*REQUIRED WORK:*
All entries should be copied exactly, none left out.

*RECORDS FOR THIS TASK:*
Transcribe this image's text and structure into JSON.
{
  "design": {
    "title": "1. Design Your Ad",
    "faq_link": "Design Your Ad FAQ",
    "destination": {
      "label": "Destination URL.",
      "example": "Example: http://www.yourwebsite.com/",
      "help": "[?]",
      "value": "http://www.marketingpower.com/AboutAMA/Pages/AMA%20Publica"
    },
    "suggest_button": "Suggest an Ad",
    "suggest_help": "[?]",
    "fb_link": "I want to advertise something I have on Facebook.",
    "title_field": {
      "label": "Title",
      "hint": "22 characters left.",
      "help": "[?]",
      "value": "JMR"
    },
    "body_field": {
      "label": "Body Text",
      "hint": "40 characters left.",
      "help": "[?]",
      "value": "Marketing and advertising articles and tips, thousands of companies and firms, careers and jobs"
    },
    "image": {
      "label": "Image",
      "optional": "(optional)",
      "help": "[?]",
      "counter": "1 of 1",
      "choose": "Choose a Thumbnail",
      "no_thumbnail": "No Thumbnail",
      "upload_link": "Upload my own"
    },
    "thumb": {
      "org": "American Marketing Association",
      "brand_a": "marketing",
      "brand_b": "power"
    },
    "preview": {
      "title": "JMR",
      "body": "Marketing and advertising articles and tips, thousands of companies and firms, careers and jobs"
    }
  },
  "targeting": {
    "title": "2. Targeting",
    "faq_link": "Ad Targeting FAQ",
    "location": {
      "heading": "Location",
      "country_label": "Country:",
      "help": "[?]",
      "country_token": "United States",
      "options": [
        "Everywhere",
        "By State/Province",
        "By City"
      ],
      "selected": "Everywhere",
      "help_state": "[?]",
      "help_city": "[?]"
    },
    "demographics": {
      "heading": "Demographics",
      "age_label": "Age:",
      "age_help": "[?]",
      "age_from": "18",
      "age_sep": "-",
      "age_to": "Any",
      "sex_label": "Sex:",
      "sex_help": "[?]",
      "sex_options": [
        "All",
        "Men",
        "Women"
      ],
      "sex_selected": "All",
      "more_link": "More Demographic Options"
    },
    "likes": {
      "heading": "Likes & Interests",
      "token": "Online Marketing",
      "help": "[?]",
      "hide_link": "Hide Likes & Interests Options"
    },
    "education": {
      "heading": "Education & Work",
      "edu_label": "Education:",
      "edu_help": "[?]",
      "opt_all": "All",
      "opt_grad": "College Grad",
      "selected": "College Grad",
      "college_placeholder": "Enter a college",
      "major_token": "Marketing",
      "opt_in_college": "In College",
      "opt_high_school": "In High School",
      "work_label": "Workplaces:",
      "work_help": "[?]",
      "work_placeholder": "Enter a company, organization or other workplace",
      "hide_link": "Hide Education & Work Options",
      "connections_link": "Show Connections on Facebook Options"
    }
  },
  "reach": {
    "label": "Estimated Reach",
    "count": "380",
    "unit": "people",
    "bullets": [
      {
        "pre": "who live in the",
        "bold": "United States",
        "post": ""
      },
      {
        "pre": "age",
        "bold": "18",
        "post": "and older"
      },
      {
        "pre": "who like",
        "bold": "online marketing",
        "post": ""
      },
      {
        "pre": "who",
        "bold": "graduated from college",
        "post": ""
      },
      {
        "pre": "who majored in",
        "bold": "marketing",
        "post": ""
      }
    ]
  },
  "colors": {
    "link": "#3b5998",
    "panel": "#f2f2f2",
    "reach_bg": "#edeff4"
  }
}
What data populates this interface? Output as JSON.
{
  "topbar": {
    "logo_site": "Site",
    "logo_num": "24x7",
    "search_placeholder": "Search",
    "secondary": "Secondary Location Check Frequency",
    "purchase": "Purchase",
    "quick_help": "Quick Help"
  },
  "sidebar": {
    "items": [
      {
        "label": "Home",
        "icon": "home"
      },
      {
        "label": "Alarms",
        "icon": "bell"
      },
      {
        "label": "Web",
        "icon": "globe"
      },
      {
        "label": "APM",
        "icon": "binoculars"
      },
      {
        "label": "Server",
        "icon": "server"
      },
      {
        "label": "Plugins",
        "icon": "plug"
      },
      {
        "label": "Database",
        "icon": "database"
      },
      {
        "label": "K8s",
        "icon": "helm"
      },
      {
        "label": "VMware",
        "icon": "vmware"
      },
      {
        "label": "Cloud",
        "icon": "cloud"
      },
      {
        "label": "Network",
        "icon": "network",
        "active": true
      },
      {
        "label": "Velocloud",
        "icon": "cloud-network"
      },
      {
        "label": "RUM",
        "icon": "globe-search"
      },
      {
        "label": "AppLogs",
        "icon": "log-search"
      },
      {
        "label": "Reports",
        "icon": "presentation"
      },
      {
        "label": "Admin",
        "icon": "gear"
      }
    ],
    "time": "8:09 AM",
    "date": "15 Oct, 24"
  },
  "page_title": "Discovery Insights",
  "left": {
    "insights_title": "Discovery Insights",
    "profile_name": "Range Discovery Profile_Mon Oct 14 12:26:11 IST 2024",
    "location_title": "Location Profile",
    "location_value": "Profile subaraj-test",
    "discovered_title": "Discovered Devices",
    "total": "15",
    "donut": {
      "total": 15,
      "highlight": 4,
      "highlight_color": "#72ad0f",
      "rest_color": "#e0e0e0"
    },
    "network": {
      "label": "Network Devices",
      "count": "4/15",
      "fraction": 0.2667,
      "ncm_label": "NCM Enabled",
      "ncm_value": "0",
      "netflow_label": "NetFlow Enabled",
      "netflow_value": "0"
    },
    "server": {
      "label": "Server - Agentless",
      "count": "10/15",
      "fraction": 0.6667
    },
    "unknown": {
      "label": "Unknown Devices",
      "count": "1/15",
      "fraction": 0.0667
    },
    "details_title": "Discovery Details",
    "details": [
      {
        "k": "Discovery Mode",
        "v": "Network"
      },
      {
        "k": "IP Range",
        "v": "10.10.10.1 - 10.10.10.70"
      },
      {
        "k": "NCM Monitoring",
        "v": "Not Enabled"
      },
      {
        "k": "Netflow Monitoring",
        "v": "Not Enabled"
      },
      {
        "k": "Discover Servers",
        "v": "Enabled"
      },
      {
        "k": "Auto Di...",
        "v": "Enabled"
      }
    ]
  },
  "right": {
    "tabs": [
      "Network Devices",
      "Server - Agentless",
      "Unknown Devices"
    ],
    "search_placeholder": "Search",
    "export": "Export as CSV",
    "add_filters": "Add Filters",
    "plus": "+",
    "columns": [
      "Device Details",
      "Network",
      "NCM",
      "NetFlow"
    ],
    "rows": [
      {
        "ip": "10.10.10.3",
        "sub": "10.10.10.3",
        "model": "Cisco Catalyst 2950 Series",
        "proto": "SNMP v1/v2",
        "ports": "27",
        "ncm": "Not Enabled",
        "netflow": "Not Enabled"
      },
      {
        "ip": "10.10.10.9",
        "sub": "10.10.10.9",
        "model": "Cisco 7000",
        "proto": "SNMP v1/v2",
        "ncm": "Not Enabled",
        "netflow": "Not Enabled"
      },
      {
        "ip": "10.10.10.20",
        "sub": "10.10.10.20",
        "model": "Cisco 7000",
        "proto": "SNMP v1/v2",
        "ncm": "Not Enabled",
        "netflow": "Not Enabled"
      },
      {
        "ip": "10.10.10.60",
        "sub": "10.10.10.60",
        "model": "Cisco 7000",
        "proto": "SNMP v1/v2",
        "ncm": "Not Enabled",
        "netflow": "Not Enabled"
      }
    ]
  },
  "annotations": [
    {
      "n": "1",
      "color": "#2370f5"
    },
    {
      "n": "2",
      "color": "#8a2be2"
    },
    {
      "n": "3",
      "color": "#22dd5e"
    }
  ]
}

*ANSWER FOR THIS EXERCISE:*
Transcribe this image's text and structure into JSON.
{
  "design": {
    "title": "1. Design Your Ad",
    "faq_link": "Design Your Ad FAQ",
    "destination": {
      "label": "Destination URL.",
      "example": "Example: http://www.yourwebsite.com/",
      "help": "[?]",
      "value": "http://www.marketingpower.com/AboutAMA/Pages/AMA%20Publica"
    },
    "suggest_button": "Suggest an Ad",
    "suggest_help": "[?]",
    "fb_link": "I want to advertise something I have on Facebook.",
    "title_field": {
      "label": "Title",
      "hint": "22 characters left.",
      "help": "[?]",
      "value": "JMR"
    },
    "body_field": {
      "label": "Body Text",
      "hint": "40 characters left.",
      "help": "[?]",
      "value": "Marketing and advertising articles and tips, thousands of companies and firms, careers and jobs"
    },
    "image": {
      "label": "Image",
      "optional": "(optional)",
      "help": "[?]",
      "counter": "1 of 1",
      "choose": "Choose a Thumbnail",
      "no_thumbnail": "No Thumbnail",
      "upload_link": "Upload my own"
    },
    "thumb": {
      "org": "American Marketing Association",
      "brand_a": "marketing",
      "brand_b": "power"
    },
    "preview": {
      "title": "JMR",
      "body": "Marketing and advertising articles and tips, thousands of companies and firms, careers and jobs"
    }
  },
  "targeting": {
    "title": "2. Targeting",
    "faq_link": "Ad Targeting FAQ",
    "location": {
      "heading": "Location",
      "country_label": "Country:",
      "help": "[?]",
      "country_token": "United States",
      "options": [
        "Everywhere",
        "By State/Province",
        "By City"
      ],
      "selected": "Everywhere",
      "help_state": "[?]",
      "help_city": "[?]"
    },
    "demographics": {
      "heading": "Demographics",
      "age_label": "Age:",
      "age_help": "[?]",
      "age_from": "18",
      "age_sep": "-",
      "age_to": "Any",
      "sex_label": "Sex:",
      "sex_help": "[?]",
      "sex_options": [
        "All",
        "Men",
        "Women"
      ],
      "sex_selected": "All",
      "more_link": "More Demographic Options"
    },
    "likes": {
      "heading": "Likes & Interests",
      "token": "Online Marketing",
      "help": "[?]",
      "hide_link": "Hide Likes & Interests Options"
    },
    "education": {
      "heading": "Education & Work",
      "edu_label": "Education:",
      "edu_help": "[?]",
      "opt_all": "All",
      "opt_grad": "College Grad",
      "selected": "College Grad",
      "college_placeholder": "Enter a college",
      "major_token": "Marketing",
      "opt_in_college": "In College",
      "opt_high_school": "In High School",
      "work_label": "Workplaces:",
      "work_help": "[?]",
      "work_placeholder": "Enter a company, organization or other workplace",
      "hide_link": "Hide Education & Work Options",
      "connections_link": "Show Connections on Facebook Options"
    }
  },
  "reach": {
    "label": "Estimated Reach",
    "count": "380",
    "unit": "people",
    "bullets": [
      {
        "pre": "who live in the",
        "bold": "United States",
        "post": ""
      },
      {
        "pre": "age",
        "bold": "18",
        "post": "and older"
      },
      {
        "pre": "who like",
        "bold": "online marketing",
        "post": ""
      },
      {
        "pre": "who",
        "bold": "graduated from college",
        "post": ""
      },
      {
        "pre": "who majored in",
        "bold": "marketing",
        "post": ""
      }
    ]
  },
  "colors": {
    "link": "#3b5998",
    "panel": "#f2f2f2",
    "reach_bg": "#edeff4"
  }
}
What data populates this interface? Output as JSON.
{
  "topbar": {
    "logo_site": "Site",
    "logo_num": "24x7",
    "search_placeholder": "Search",
    "secondary": "Secondary Location Check Frequency",
    "purchase": "Purchase",
    "quick_help": "Quick Help"
  },
  "sidebar": {
    "items": [
      {
        "label": "Home",
        "icon": "home"
      },
      {
        "label": "Alarms",
        "icon": "bell"
      },
      {
        "label": "Web",
        "icon": "globe"
      },
      {
        "label": "APM",
        "icon": "binoculars"
      },
      {
        "label": "Server",
        "icon": "server"
      },
      {
        "label": "Plugins",
        "icon": "plug"
      },
      {
        "label": "Database",
        "icon": "database"
      },
      {
        "label": "K8s",
        "icon": "helm"
      },
      {
        "label": "VMware",
        "icon": "vmware"
      },
      {
        "label": "Cloud",
        "icon": "cloud"
      },
      {
        "label": "Network",
        "icon": "network",
        "active": true
      },
      {
        "label": "Velocloud",
        "icon": "cloud-network"
      },
      {
        "label": "RUM",
        "icon": "globe-search"
      },
      {
        "label": "AppLogs",
        "icon": "log-search"
      },
      {
        "label": "Reports",
        "icon": "presentation"
      },
      {
        "label": "Admin",
        "icon": "gear"
      }
    ],
    "time": "8:09 AM",
    "date": "15 Oct, 24"
  },
  "page_title": "Discovery Insights",
  "left": {
    "insights_title": "Discovery Insights",
    "profile_name": "Range Discovery Profile_Mon Oct 14 12:26:11 IST 2024",
    "location_title": "Location Profile",
    "location_value": "Profile subaraj-test",
    "discovered_title": "Discovered Devices",
    "total": "15",
    "donut": {
      "total": 15,
      "highlight": 4,
      "highlight_color": "#72ad0f",
      "rest_color": "#e0e0e0"
    },
    "network": {
      "label": "Network Devices",
      "count": "4/15",
      "fraction": 0.2667,
      "ncm_label": "NCM Enabled",
      "ncm_value": "0",
      "netflow_label": "NetFlow Enabled",
      "netflow_value": "0"
    },
    "server": {
      "label": "Server - Agentless",
      "count": "10/15",
      "fraction": 0.6667
    },
    "unknown": {
      "label": "Unknown Devices",
      "count": "1/15",
      "fraction": 0.0667
    },
    "details_title": "Discovery Details",
    "details": [
      {
        "k": "Discovery Mode",
        "v": "Network"
      },
      {
        "k": "IP Range",
        "v": "10.10.10.1 - 10.10.10.70"
      },
      {
        "k": "NCM Monitoring",
        "v": "Not Enabled"
      },
      {
        "k": "Netflow Monitoring",
        "v": "Not Enabled"
      },
      {
        "k": "Discover Servers",
        "v": "Enabled"
      },
      {
        "k": "Auto Di...",
        "v": "Enabled"
      }
    ]
  },
  "right": {
    "tabs": [
      "Network Devices",
      "Server - Agentless",
      "Unknown Devices"
    ],
    "search_placeholder": "Search",
    "export": "Export as CSV",
    "add_filters": "Add Filters",
    "plus": "+",
    "columns": [
      "Device Details",
      "Network",
      "NCM",
      "NetFlow"
    ],
    "rows": [
      {
        "ip": "10.10.10.3",
        "sub": "10.10.10.3",
        "model": "Cisco Catalyst 2950 Series",
        "proto": "SNMP v1/v2",
        "ports": "27",
        "ncm": "Not Enabled",
        "netflow": "Not Enabled"
      },
      {
        "ip": "10.10.10.9",
        "sub": "10.10.10.9",
        "model": "Cisco 7000",
        "proto": "SNMP v1/v2",
        "ncm": "Not Enabled",
        "netflow": "Not Enabled"
      },
      {
        "ip": "10.10.10.20",
        "sub": "10.10.10.20",
        "model": "Cisco 7000",
        "proto": "SNMP v1/v2",
        "ncm": "Not Enabled",
        "netflow": "Not Enabled"
      },
      {
        "ip": "10.10.10.60",
        "sub": "10.10.10.60",
        "model": "Cisco 7000",
        "proto": "SNMP v1/v2",
        "ncm": "Not Enabled",
        "netflow": "Not Enabled"
      }
    ]
  },
  "annotations": [
    {
      "n": "1",
      "color": "#2370f5"
    },
    {
      "n": "2",
      "color": "#8a2be2"
    },
    {
      "n": "3",
      "color": "#22dd5e"
    }
  ]
}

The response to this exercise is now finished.